The sacraments were back, in person. Tim Cora, a parishioner at St. Paul the Apostle Church in Joliet, felt relief and happiness about going back to Mass.

“Finally,” he said.

Though he was annoyed that some businesses were open during the pandemic and churches were not, he viewed the time of waiting until churches were open again as a “reawakening.”

“I see it as God calling, shaking the tree  a little bit, saying, ‘Don’t forget about me,’  ” he said.

As a result, he’s been trying to keep a daily prayer practice going. He’s also going to try to attend adoration of the Blessed Sacrament more often and go to the Sacrament of Reconciliation more often, as well.

He wishes more people were at the Mass he attended on the first weekend Masses were held in months at St. Paul Church, but he sees the re-opening as a first step.

“It will get better and better until it goes back to normal,” he said.


Another parishioner from St. Paul, Mary Jane Wahl, felt “happy and grateful” for being back at Mass. There were some adjustments to be made. There were less people; the people in the pews were socially distant from each other; everyone wore masks; and the priest and deacon brought communion to her in the pew.

Change is never easy, but what made Wahl a little more at ease was sitting close to the spot in the pews she normally sat when she went to Mass before the pandemic struck. And, of course, just being with others in church, too.

“We were away for so long,” she said.  “It was so nice to see people gathered together.”

It made her emotional, grateful and smiley, she said – especially when she received the Eucharist for the first time in a long time.She said the biggest lesson she learned throughout the time not being able to attend Mass in person with other was “not to take this for granted,” she said.


Gratefulness was also rampant among other parishioners across the diocese.

At St. Pius X Church, in Lombard, for in- stance, Pat Incrocci teared up during the Mass. Her emotions ran particularly high when she received the Eucharist.

For weeks, she watched Masses online, but that only increased her hunger for the Eucharist.

“I felt empty and lost,” she said when an online Mass showed the time when people would normally receive the Eucharist in person. She, like all the parishioners interviewed for this article, said she did not feel fear about getting the coronavirus.

In fact, one reason could be is that she knows how much work goes into sanitizing the church for people to be safe. After she attended the 8 a.m. Sunday Mass on the first weekend the churches re-opened, she was part of the cleaning crew who wiped down the pews and kneelers to make sure the parishioners attending the next, 10 a.m. Mass, would not encounter any harmful germs.
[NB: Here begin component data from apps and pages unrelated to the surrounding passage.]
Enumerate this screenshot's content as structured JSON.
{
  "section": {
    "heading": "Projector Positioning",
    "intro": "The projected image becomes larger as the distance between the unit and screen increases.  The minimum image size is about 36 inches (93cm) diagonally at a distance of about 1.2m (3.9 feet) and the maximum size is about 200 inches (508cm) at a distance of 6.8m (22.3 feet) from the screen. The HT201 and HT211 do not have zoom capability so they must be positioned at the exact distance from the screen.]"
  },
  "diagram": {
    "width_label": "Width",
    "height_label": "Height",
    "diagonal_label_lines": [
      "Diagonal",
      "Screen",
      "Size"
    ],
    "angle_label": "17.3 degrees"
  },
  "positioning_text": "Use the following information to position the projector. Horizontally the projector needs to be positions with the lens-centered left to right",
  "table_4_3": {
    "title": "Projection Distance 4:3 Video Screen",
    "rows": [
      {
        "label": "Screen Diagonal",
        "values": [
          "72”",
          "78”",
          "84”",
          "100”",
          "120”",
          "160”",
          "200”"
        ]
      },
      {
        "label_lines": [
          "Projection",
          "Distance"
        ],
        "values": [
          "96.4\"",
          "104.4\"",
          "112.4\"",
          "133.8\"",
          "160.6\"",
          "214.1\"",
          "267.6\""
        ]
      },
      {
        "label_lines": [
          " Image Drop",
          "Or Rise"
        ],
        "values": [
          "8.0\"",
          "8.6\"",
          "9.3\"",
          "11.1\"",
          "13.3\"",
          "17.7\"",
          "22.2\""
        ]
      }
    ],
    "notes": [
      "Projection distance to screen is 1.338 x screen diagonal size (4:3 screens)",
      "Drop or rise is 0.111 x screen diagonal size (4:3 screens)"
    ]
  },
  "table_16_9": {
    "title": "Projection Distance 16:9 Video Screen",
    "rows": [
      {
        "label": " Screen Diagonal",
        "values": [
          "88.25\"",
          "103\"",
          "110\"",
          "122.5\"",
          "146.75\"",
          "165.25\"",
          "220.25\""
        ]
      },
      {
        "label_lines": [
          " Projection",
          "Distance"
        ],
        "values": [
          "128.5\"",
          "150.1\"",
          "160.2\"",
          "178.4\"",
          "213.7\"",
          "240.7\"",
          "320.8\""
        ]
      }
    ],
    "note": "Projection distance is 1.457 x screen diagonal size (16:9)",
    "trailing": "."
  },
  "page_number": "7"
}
Frank D. DiMatteo, another parishioner from St. Pius X Church, attended many online Masses when churches were not open. He saw Masses that were held in Singapore, Toronto, Kansas City, Fort Collins and watched Masses presided over by two nationally known priests, Bishop Robert Barron and Father Michael Schmitz.

But, nothing — nothing — compared to going to Mass in person, especially to receive the Eucharist. He felt elation and joy.

His faith is strong, he said, and so, when asked what was the biggest change he experienced as the result of the time-out from receiving the sacraments, he said he was going to have more of a missionary discipleship mindset from now on.

He plans to be more of a witness and tell others that he attends Mass every week, not because he’s obligated to, but because the Mass is where “heaven meets earth” and where he — and others — can encounter Jesus in the Eucharist.